═══ DATA RECORDS

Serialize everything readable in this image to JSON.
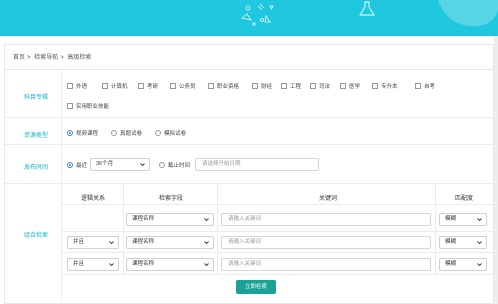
{
  "breadcrumb": {
    "home": "首页",
    "sep": ">",
    "nav": "检索导航",
    "current": "高级检索"
  },
  "rows": {
    "subject": {
      "label": "科目专辑",
      "options": [
        "外语",
        "计算机",
        "考研",
        "公务员",
        "职业资格",
        "财经",
        "工程",
        "司法",
        "医学",
        "专升本",
        "自考",
        "实用职业技能"
      ]
    },
    "resource_type": {
      "label": "资源类型",
      "options": [
        "视频课程",
        "真题试卷",
        "模拟试卷"
      ],
      "selected": "视频课程"
    },
    "publish_time": {
      "label": "发布时间",
      "recent_label": "最近",
      "recent_value": "36个月",
      "until_label": "截止时间",
      "date_placeholder": "请选择开始日期",
      "selected": "最近"
    },
    "combined": {
      "label": "组合检索",
      "headers": {
        "logic": "逻辑关系",
        "field": "检索字段",
        "keyword": "关键词",
        "match": "匹配度"
      },
      "rows": [
        {
          "logic": "",
          "field": "课程名称",
          "keyword_placeholder": "请输入关键词",
          "match": "模糊"
        },
        {
          "logic": "并且",
          "field": "课程名称",
          "keyword_placeholder": "请输入关键词",
          "match": "模糊"
        },
        {
          "logic": "并且",
          "field": "课程名称",
          "keyword_placeholder": "请输入关键词",
          "match": "模糊"
        }
      ]
    }
  },
  "submit_label": "立即检索",
  "colors": {
    "banner": "#1fc7df",
    "label": "#13b4c8",
    "submit": "#1aa394",
    "radio": "#3c8ad8"
  }
}
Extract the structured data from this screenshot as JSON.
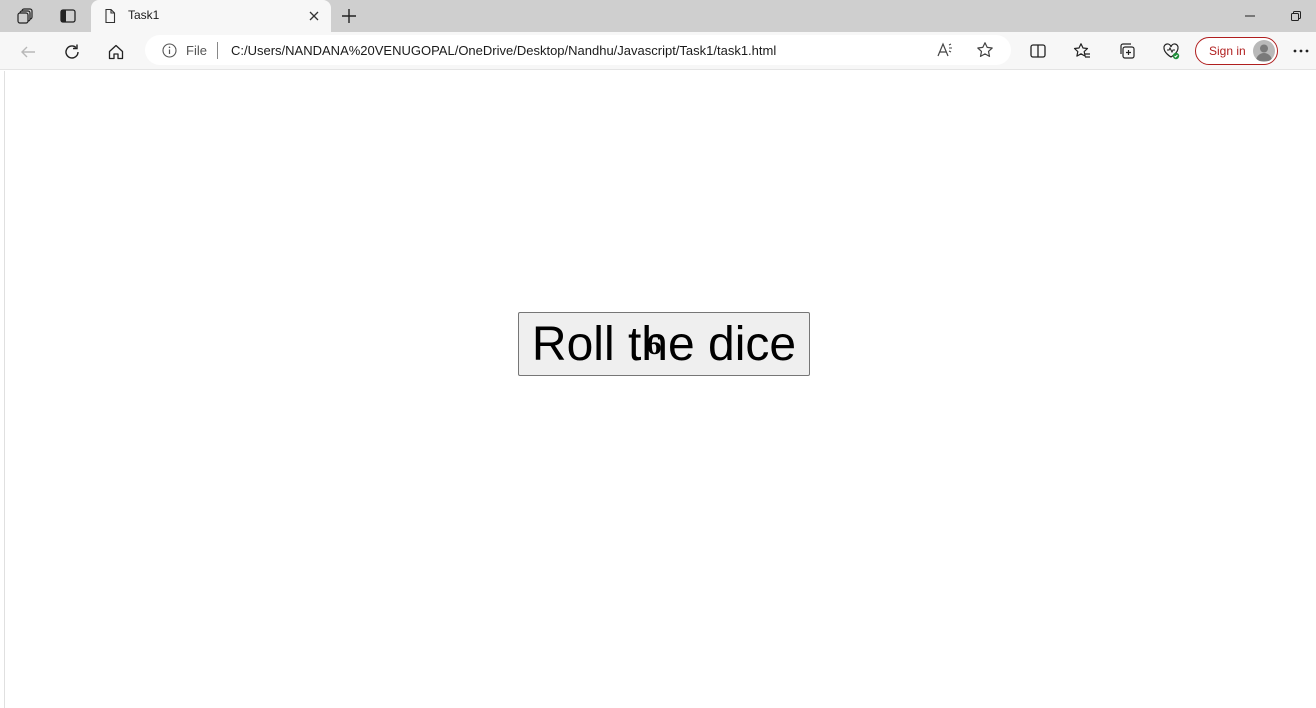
{
  "browser": {
    "tab": {
      "title": "Task1"
    },
    "address_bar": {
      "scheme_label": "File",
      "url": "C:/Users/NANDANA%20VENUGOPAL/OneDrive/Desktop/Nandhu/Javascript/Task1/task1.html"
    },
    "sign_in_label": "Sign in",
    "icons": {
      "tab_bar": [
        "workspaces-icon",
        "vertical-tabs-icon",
        "page-icon",
        "close-icon",
        "new-tab-icon",
        "minimize-icon",
        "restore-icon"
      ],
      "toolbar": [
        "back-icon",
        "refresh-icon",
        "home-icon",
        "info-icon",
        "read-aloud-icon",
        "favorite-star-icon",
        "split-screen-icon",
        "favorites-icon",
        "collections-icon",
        "browser-essentials-icon",
        "avatar",
        "more-icon"
      ]
    }
  },
  "page": {
    "button_label": "Roll the dice",
    "dice_value": "6"
  }
}
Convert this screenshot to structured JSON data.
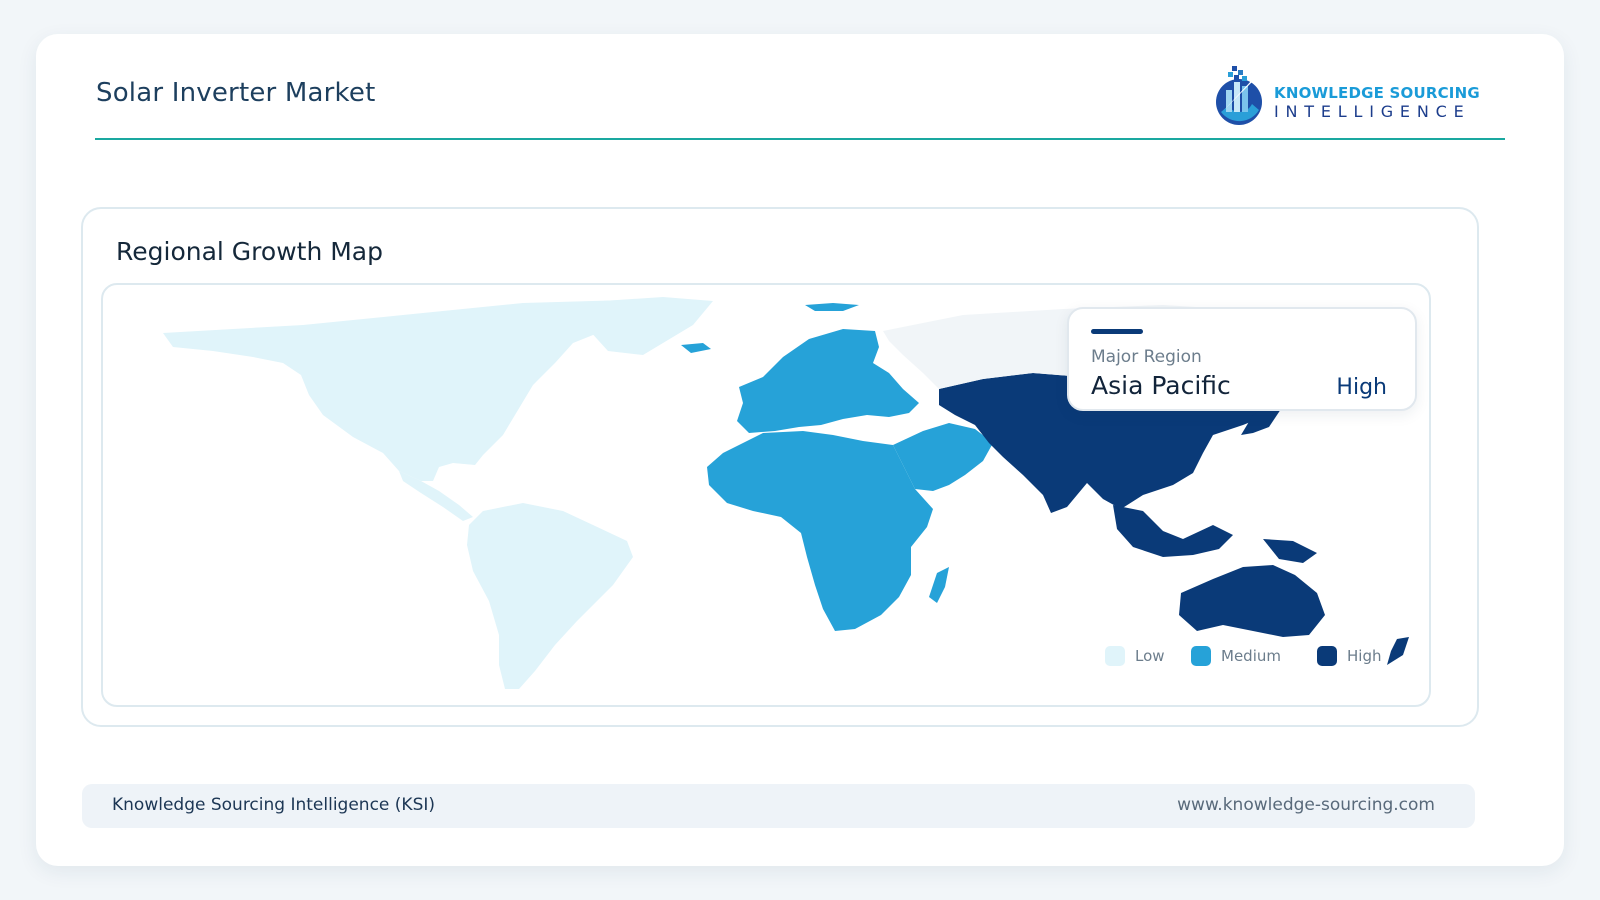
{
  "header": {
    "title": "Solar Inverter Market",
    "logo_text_line1": "KNOWLEDGE SOURCING",
    "logo_text_line2": "INTELLIGENCE"
  },
  "map_panel": {
    "title": "Regional Growth Map"
  },
  "callout": {
    "label": "Major Region",
    "region": "Asia Pacific",
    "level": "High"
  },
  "legend": [
    {
      "label": "Low",
      "color": "#e0f4fa"
    },
    {
      "label": "Medium",
      "color": "#26a2d8"
    },
    {
      "label": "High",
      "color": "#0a3a78"
    }
  ],
  "regions": [
    {
      "name": "North America",
      "level": "Low"
    },
    {
      "name": "South America",
      "level": "Low"
    },
    {
      "name": "Europe",
      "level": "Medium"
    },
    {
      "name": "Middle East and Africa",
      "level": "Medium"
    },
    {
      "name": "Asia Pacific",
      "level": "High"
    }
  ],
  "colors": {
    "low": "#e0f4fa",
    "medium": "#26a2d8",
    "high": "#0a3a78",
    "accent_rule": "#1aa8a0"
  },
  "footer": {
    "left": "Knowledge Sourcing Intelligence (KSI)",
    "right": "www.knowledge-sourcing.com"
  }
}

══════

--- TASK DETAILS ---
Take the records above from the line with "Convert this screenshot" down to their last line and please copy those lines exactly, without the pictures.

--- WRITTEN SOLUTION ---
Convert this screenshot to structured JSON data.
{
  "header": {
    "title": "Solar Inverter Market",
    "logo_text_line1": "KNOWLEDGE SOURCING",
    "logo_text_line2": "INTELLIGENCE"
  },
  "map_panel": {
    "title": "Regional Growth Map"
  },
  "callout": {
    "label": "Major Region",
    "region": "Asia Pacific",
    "level": "High"
  },
  "legend": [
    {
      "label": "Low",
      "color": "#e0f4fa"
    },
    {
      "label": "Medium",
      "color": "#26a2d8"
    },
    {
      "label": "High",
      "color": "#0a3a78"
    }
  ],
  "regions": [
    {
      "name": "North America",
      "level": "Low"
    },
    {
      "name": "South America",
      "level": "Low"
    },
    {
      "name": "Europe",
      "level": "Medium"
    },
    {
      "name": "Middle East and Africa",
      "level": "Medium"
    },
    {
      "name": "Asia Pacific",
      "level": "High"
    }
  ],
  "colors": {
    "low": "#e0f4fa",
    "medium": "#26a2d8",
    "high": "#0a3a78",
    "accent_rule": "#1aa8a0"
  },
  "footer": {
    "left": "Knowledge Sourcing Intelligence (KSI)",
    "right": "www.knowledge-sourcing.com"
  }
}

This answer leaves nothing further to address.